The Daily Prophet: What Trump Got Wrong About the Dollar

Connecting the dots in global markets.

President Donald Trump sent currency markets into a tizzy late Wednesday when he signaled his preference for a weaker dollar. “I think our dollar is getting too strong, and partially that’s my fault because people have confidence in me," Trump told the Wall Street Journal.

Although the greenback immediately dropped before stabilizing Thursday, that's only part of the story. In fact, it has been falling all year as traders lose confidence in Trump's ability to push his pro-business, pro-growth policies through Congress. Judging by the Federal Reserve's U.S. Trade Weighted Real Broad Dollar Index, the currency is weaker now than at the end of November, the month of Trump's election victory.
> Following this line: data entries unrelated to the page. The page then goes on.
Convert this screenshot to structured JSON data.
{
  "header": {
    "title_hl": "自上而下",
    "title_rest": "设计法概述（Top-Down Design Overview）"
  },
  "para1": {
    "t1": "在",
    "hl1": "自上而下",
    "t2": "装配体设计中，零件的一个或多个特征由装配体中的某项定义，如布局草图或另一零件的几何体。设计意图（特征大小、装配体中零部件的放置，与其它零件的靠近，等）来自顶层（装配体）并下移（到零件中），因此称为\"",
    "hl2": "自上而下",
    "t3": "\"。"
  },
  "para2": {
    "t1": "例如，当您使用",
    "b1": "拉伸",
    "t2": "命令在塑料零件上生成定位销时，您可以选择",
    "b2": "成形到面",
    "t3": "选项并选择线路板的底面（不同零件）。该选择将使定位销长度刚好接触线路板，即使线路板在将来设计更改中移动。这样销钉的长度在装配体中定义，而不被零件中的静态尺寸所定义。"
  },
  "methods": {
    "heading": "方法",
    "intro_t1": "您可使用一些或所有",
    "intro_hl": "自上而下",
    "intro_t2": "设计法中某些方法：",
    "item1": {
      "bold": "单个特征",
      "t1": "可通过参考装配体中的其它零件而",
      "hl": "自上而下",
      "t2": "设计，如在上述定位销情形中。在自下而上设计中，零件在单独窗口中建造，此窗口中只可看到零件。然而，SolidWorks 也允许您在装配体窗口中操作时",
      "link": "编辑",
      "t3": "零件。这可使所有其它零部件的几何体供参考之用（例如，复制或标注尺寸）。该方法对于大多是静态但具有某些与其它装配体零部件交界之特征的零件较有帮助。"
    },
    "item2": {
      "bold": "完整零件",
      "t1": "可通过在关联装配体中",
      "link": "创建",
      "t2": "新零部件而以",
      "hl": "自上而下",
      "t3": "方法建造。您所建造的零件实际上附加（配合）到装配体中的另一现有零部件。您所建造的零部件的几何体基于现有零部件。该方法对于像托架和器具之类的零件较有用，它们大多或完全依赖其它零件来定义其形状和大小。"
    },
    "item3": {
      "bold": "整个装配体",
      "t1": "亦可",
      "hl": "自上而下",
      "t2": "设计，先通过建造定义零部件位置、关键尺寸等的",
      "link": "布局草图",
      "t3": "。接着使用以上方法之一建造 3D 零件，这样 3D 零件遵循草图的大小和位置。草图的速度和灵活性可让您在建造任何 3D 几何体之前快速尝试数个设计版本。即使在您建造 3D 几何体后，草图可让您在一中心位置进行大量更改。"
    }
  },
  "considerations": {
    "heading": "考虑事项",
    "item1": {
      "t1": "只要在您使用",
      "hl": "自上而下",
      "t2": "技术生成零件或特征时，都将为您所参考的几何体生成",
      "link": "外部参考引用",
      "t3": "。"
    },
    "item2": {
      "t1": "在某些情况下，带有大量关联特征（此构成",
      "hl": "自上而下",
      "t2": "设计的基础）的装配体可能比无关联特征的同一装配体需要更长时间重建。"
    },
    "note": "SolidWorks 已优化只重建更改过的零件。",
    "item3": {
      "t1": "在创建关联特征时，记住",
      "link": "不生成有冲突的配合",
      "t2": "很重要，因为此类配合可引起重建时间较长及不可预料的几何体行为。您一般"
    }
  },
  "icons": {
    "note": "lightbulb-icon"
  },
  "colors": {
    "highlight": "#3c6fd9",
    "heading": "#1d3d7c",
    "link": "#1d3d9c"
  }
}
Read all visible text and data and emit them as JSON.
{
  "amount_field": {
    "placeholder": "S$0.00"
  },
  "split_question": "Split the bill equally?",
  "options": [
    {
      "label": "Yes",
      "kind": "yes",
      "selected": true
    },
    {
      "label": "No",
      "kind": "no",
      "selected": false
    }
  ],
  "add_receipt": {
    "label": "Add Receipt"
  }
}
Other markets are sending similar signals. Stocks are rolling over and yields on Treasuries suggest optimism for stronger economic growth is quickly fading.

"His claim that the dollar is too strong is not new, but it is the first time he has ventured down that path since the inauguration," the currency strategists at Brown Brothers Harriman said in a report. "If a leader of another country said what he did, they likely would be accused of manipulating their currency. That said, in the U.S. Treasury's criteria of currency manipulation, jawboning does not count."

Trump's comments also gave a boost to Treasuries, which were already benefiting from traders seeking a haven amid heightened geopolitical risks around the world. That's because besides talking about the dollar, Trump also said the U.S. wouldn't designate China a currency manipulator. The bond market let out a sigh of relief because that lessens the chance that China, which is America's largest foreign creditor after Japan, would retaliate by purchasing fewer Treasuries. According to the strategists at BMO Capital Markets, current yields suggest that traders have "now priced out a significant amount of the optimism linked to Trumponomics."  Treasuries are poised to rally for the fifth straight week, the longest stretch since July. Unlike at the beginning of the year, almost no one is talking about looming selloff.